- To: Anshil at gmx dot net, kenner at vlsi1 dot ultra dot nyu dot edu
- Subject: RE: Copyright years
- From: dewar at gnat dot com
- Date: Tue, 2 Jan 2001 08:07:44 -0500 (EST)
- Cc: gcc at gcc dot gnu dot org
<<The law changed in this area recently and I believe the answer now is "no, if
you can prove the year by some other method". But the copyright notice
is the best way to establish copyright.
The last statement is most definitely incorrect. The best way to establish
copyright is to register the copyright. Such registration is required to
file any course of copyright action. Furthermore, failure to register a
copyright can have unfortunate consequences. Yes, you can register it
later than the date of copyright, but if you wait more than five years,
then the presumption of originality is lost (i.e. the burden of proof that
something is original shifts -- if you register in five years, the defendant
in a copyright action must prove non-originality, if you delay, then the
plaintiff must prove originality).
I assume that most GPL'ed software does NOT have registered copyrights,

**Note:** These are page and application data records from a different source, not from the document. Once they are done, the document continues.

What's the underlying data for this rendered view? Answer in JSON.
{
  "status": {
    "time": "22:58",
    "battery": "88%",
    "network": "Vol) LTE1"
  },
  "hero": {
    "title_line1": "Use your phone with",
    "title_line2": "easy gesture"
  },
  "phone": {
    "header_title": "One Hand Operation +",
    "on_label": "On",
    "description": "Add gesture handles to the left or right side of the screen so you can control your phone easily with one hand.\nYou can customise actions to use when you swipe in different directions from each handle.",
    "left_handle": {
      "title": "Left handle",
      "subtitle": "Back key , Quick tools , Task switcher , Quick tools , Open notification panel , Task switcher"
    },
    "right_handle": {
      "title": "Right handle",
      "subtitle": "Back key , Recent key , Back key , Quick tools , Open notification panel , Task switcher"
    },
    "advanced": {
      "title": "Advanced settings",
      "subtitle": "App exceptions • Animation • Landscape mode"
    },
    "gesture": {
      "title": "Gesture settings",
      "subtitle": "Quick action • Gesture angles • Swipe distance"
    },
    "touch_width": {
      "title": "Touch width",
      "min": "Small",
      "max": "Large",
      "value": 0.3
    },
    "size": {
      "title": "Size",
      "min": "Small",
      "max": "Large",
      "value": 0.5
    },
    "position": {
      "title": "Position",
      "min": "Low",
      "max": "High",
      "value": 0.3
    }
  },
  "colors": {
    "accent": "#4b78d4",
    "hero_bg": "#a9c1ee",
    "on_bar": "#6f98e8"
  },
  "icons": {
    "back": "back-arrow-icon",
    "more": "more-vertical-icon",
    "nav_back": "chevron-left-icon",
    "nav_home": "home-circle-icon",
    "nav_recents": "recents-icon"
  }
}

and that is unfortunate (the cost of registering copyrights is minimal).
However, Richard is certainly right that it is better to have a copyright
notice than not in any document.
As for the range vs enumeration issue
1995,96,98 vs 1995-1998
The important issue in any copyright action is the year in which copyright
was established by auhorship. The first notation implies that copyrightable
elements were created in the year mentioned (by the way, there is absolutely
nothing in the copyright law that would require release of a gcc version to
make something copyrightable).
The range implies that copyrightable elements were created starting in
1995 and ending in 1998.
If a course of copyright action were litigated, then the issue would be
the exact year in which the copied piece of the system was authored.
If there is an issue as to whether this occurred in 1996 vs 1998 (pretty
unlikely, since this could not be an issue until the year 2070 or something
like that), then neither form creates any presumption. The only function of
the list of dates form is to clearly declare that no copyrightable elements
were created in 1997, but of what use is that to the copyright holder?
Answer -- none at all.
By the way, we have found it useful in the GNAT context to have our checkin
mechanism verify that the copyright notice includes the current year, and
reject any checkins where this is not the case.